The exhibition by James Proseck, Contra Naturam at the Lowe Art Museum in Coral Gables, Miami, is inspired by the 1700s-1800s naturalists. Artist, writer and naturalist who graduated from Yale, his passion for studying, observing and representing animal species above all, but not only, originates when he is still a boy. Over time he deepens his passions by studying the skills that lead him to graduation. He is only nineteen when he writes his first book and does so with a curious subject: Trouts (Trout: an Illustrated History, 1996), for which he composes 70 works.
The works on display at the Lowe, recalling the wall panels and the old hand-painted books, are rich in colors and nuances made in watercolor, pastel, gouache, acrylic and oil, represented with precision.
While the real works touch the limits of science, the preparation of the exhibition hall intrigues the viewer because it seems to be projected into an album of figurines, in which the figurines are represented by black shapes, numbered and real dimensioned, painted on the walls by the author. Along the exhibition path one would expect to find correspondence with the animal in question in a didactic index, while James Proseck deliberately omits it, leaving the viewer curious and intrigued, free to deepen the topic.

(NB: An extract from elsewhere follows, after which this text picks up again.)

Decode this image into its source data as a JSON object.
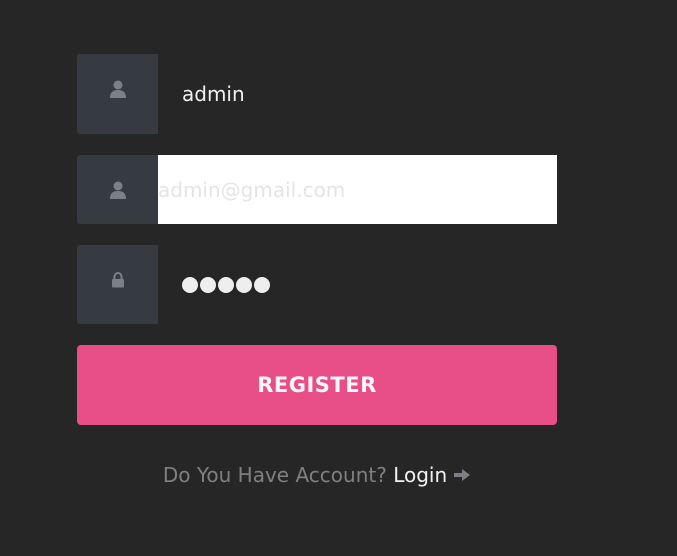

Proseck who wrote for the New York Times and for Geographic Magazine, has a life dedicated to nature, starting from the foundation of a conservation initiative, the World Trout, together with the founder of the clothing brand Patagonia that deals with to raise funds for the conservation of cold water habitats through the sale of t-shirts with painted trout on them, which allowed to collect a good $ 2 million, founding over 200 fish conservation groups.
Member of the Board of Directors of the Yale Peabody Museum of Natural History and member of the Yale Institute’s Advisory Board for Biosphere Studies, James Proseck won the Peabody Award for the documentary on Traveling through England in the footsteps of Izaak Walton, author in the seventeenth century of The Compleat Angler and in 2012 Prosek received the gold medal for the distinction in art of natural history from the Academy of Natural Sciences of Philadelphia. Among his first-person engagements are the seminars on the rapidly evolving ecosystem of South Florida. He has composed numerous books including: Trout of the World, a must-have for the recreational fisherman’s library and the ichthyologist.
His works have been exhibited in numerous galleries, including the Tanya Bonakdar Gallery in New York, the Royal Academy of Arts in London, the Virginia Museum of Fine Arts, Richmond, VA, the Yale Center for British Art and the Smithsonian American Art Museum, with solo exhibitions at the Oldrich Contemporary Art Museum in Ridgefield, CT, the Addison Gallery of American Art, the Philadelphia Museum of Art, the New Britain Museum of American Art, the Buffalo Bill Center of the West, North Carolina Museum of Art and the National Academy of Sciences in Washington, DC